Can you print the data exactly and leave out each image?

Page and application data records:

········

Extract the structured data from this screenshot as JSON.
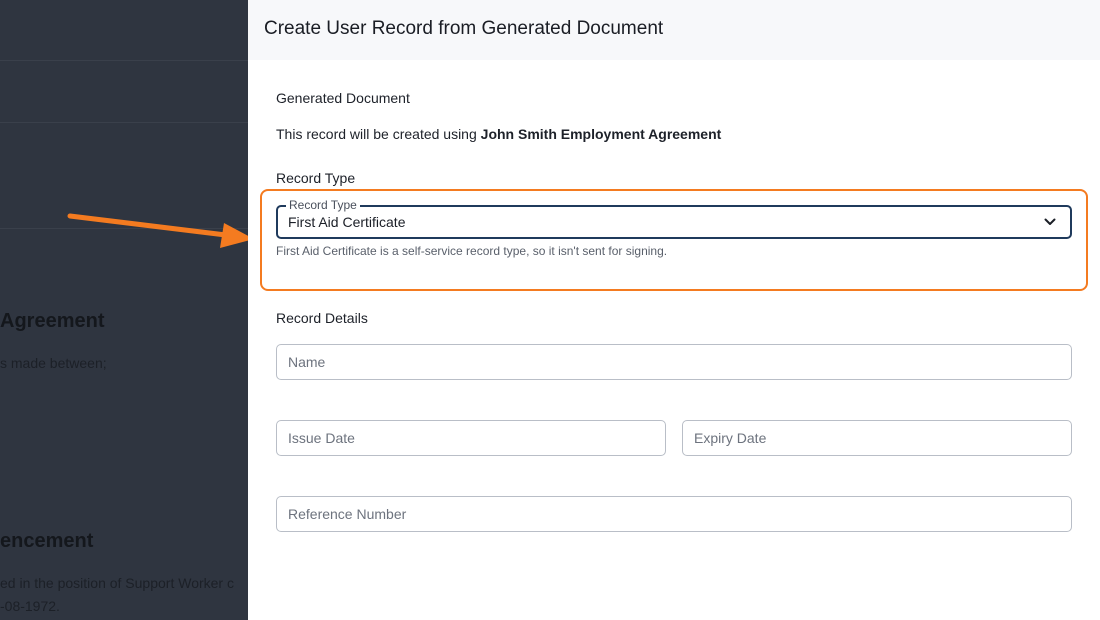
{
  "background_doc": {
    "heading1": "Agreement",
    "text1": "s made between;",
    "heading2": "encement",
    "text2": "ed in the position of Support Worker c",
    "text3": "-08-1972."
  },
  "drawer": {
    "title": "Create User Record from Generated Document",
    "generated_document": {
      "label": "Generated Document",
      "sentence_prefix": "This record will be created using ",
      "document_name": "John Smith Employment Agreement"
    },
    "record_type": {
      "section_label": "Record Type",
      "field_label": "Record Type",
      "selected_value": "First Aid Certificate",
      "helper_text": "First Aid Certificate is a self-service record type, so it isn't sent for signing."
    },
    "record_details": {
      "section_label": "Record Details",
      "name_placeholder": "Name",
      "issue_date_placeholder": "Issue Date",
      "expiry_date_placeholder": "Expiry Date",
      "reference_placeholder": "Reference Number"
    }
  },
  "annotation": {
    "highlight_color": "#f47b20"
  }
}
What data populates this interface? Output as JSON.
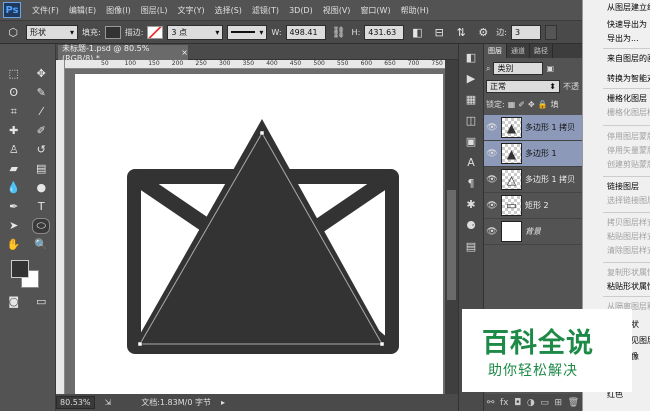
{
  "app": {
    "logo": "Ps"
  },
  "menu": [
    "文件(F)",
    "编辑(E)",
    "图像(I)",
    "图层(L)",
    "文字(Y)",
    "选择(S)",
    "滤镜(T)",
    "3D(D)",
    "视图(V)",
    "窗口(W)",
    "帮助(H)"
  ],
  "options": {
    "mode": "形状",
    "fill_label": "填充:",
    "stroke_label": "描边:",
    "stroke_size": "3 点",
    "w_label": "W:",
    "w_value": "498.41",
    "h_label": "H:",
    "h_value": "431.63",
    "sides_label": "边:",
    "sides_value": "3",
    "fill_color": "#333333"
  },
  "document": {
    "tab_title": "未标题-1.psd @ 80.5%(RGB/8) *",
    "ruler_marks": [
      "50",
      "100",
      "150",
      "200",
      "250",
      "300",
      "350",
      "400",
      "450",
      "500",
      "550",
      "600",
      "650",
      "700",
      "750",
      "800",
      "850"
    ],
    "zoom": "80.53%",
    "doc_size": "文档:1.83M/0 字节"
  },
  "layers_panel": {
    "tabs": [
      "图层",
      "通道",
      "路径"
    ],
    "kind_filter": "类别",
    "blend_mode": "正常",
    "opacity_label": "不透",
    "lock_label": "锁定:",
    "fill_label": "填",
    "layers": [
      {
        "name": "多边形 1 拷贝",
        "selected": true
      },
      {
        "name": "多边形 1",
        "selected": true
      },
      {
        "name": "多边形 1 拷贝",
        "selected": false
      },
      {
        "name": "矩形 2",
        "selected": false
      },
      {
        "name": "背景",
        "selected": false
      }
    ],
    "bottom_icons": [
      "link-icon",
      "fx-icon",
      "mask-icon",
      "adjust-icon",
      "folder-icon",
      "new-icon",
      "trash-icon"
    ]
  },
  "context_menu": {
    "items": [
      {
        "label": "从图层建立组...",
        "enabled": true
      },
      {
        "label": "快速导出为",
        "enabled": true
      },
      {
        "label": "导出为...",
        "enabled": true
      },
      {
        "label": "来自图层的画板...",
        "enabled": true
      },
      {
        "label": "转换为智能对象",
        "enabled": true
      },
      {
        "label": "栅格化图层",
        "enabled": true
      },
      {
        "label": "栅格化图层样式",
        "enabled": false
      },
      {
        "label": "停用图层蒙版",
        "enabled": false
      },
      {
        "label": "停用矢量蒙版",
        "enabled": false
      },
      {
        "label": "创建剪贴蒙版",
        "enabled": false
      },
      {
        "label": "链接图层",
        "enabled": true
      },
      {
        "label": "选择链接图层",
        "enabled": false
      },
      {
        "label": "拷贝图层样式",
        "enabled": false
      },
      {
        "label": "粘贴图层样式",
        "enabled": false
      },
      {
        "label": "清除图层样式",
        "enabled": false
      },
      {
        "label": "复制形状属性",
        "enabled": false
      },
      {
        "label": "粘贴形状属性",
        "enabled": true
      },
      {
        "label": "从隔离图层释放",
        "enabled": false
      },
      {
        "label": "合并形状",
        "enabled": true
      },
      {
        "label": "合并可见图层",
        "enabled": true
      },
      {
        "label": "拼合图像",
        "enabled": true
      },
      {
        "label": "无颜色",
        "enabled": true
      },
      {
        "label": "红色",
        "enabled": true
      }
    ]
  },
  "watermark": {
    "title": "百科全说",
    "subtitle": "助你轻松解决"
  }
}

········

WRITTEN ANSWER
Extract the structured data from this screenshot as JSON.
{
  "background_doc": {
    "heading1": "Agreement",
    "text1": "s made between;",
    "heading2": "encement",
    "text2": "ed in the position of Support Worker c",
    "text3": "-08-1972."
  },
  "drawer": {
    "title": "Create User Record from Generated Document",
    "generated_document": {
      "label": "Generated Document",
      "sentence_prefix": "This record will be created using ",
      "document_name": "John Smith Employment Agreement"
    },
    "record_type": {
      "section_label": "Record Type",
      "field_label": "Record Type",
      "selected_value": "First Aid Certificate",
      "helper_text": "First Aid Certificate is a self-service record type, so it isn't sent for signing."
    },
    "record_details": {
      "section_label": "Record Details",
      "name_placeholder": "Name",
      "issue_date_placeholder": "Issue Date",
      "expiry_date_placeholder": "Expiry Date",
      "reference_placeholder": "Reference Number"
    }
  },
  "annotation": {
    "highlight_color": "#f47b20"
  }
}
What data populates this interface? Output as JSON.
{
  "app": {
    "logo": "Ps"
  },
  "menu": [
    "文件(F)",
    "编辑(E)",
    "图像(I)",
    "图层(L)",
    "文字(Y)",
    "选择(S)",
    "滤镜(T)",
    "3D(D)",
    "视图(V)",
    "窗口(W)",
    "帮助(H)"
  ],
  "options": {
    "mode": "形状",
    "fill_label": "填充:",
    "stroke_label": "描边:",
    "stroke_size": "3 点",
    "w_label": "W:",
    "w_value": "498.41",
    "h_label": "H:",
    "h_value": "431.63",
    "sides_label": "边:",
    "sides_value": "3",
    "fill_color": "#333333"
  },
  "document": {
    "tab_title": "未标题-1.psd @ 80.5%(RGB/8) *",
    "ruler_marks": [
      "50",
      "100",
      "150",
      "200",
      "250",
      "300",
      "350",
      "400",
      "450",
      "500",
      "550",
      "600",
      "650",
      "700",
      "750",
      "800",
      "850"
    ],
    "zoom": "80.53%",
    "doc_size": "文档:1.83M/0 字节"
  },
  "layers_panel": {
    "tabs": [
      "图层",
      "通道",
      "路径"
    ],
    "kind_filter": "类别",
    "blend_mode": "正常",
    "opacity_label": "不透",
    "lock_label": "锁定:",
    "fill_label": "填",
    "layers": [
      {
        "name": "多边形 1 拷贝",
        "selected": true
      },
      {
        "name": "多边形 1",
        "selected": true
      },
      {
        "name": "多边形 1 拷贝",
        "selected": false
      },
      {
        "name": "矩形 2",
        "selected": false
      },
      {
        "name": "背景",
        "selected": false
      }
    ],
    "bottom_icons": [
      "link-icon",
      "fx-icon",
      "mask-icon",
      "adjust-icon",
      "folder-icon",
      "new-icon",
      "trash-icon"
    ]
  },
  "context_menu": {
    "items": [
      {
        "label": "从图层建立组...",
        "enabled": true
      },
      {
        "label": "快速导出为",
        "enabled": true
      },
      {
        "label": "导出为...",
        "enabled": true
      },
      {
        "label": "来自图层的画板...",
        "enabled": true
      },
      {
        "label": "转换为智能对象",
        "enabled": true
      },
      {
        "label": "栅格化图层",
        "enabled": true
      },
      {
        "label": "栅格化图层样式",
        "enabled": false
      },
      {
        "label": "停用图层蒙版",
        "enabled": false
      },
      {
        "label": "停用矢量蒙版",
        "enabled": false
      },
      {
        "label": "创建剪贴蒙版",
        "enabled": false
      },
      {
        "label": "链接图层",
        "enabled": true
      },
      {
        "label": "选择链接图层",
        "enabled": false
      },
      {
        "label": "拷贝图层样式",
        "enabled": false
      },
      {
        "label": "粘贴图层样式",
        "enabled": false
      },
      {
        "label": "清除图层样式",
        "enabled": false
      },
      {
        "label": "复制形状属性",
        "enabled": false
      },
      {
        "label": "粘贴形状属性",
        "enabled": true
      },
      {
        "label": "从隔离图层释放",
        "enabled": false
      },
      {
        "label": "合并形状",
        "enabled": true
      },
      {
        "label": "合并可见图层",
        "enabled": true
      },
      {
        "label": "拼合图像",
        "enabled": true
      },
      {
        "label": "无颜色",
        "enabled": true
      },
      {
        "label": "红色",
        "enabled": true
      }
    ]
  },
  "watermark": {
    "title": "百科全说",
    "subtitle": "助你轻松解决"
  }
}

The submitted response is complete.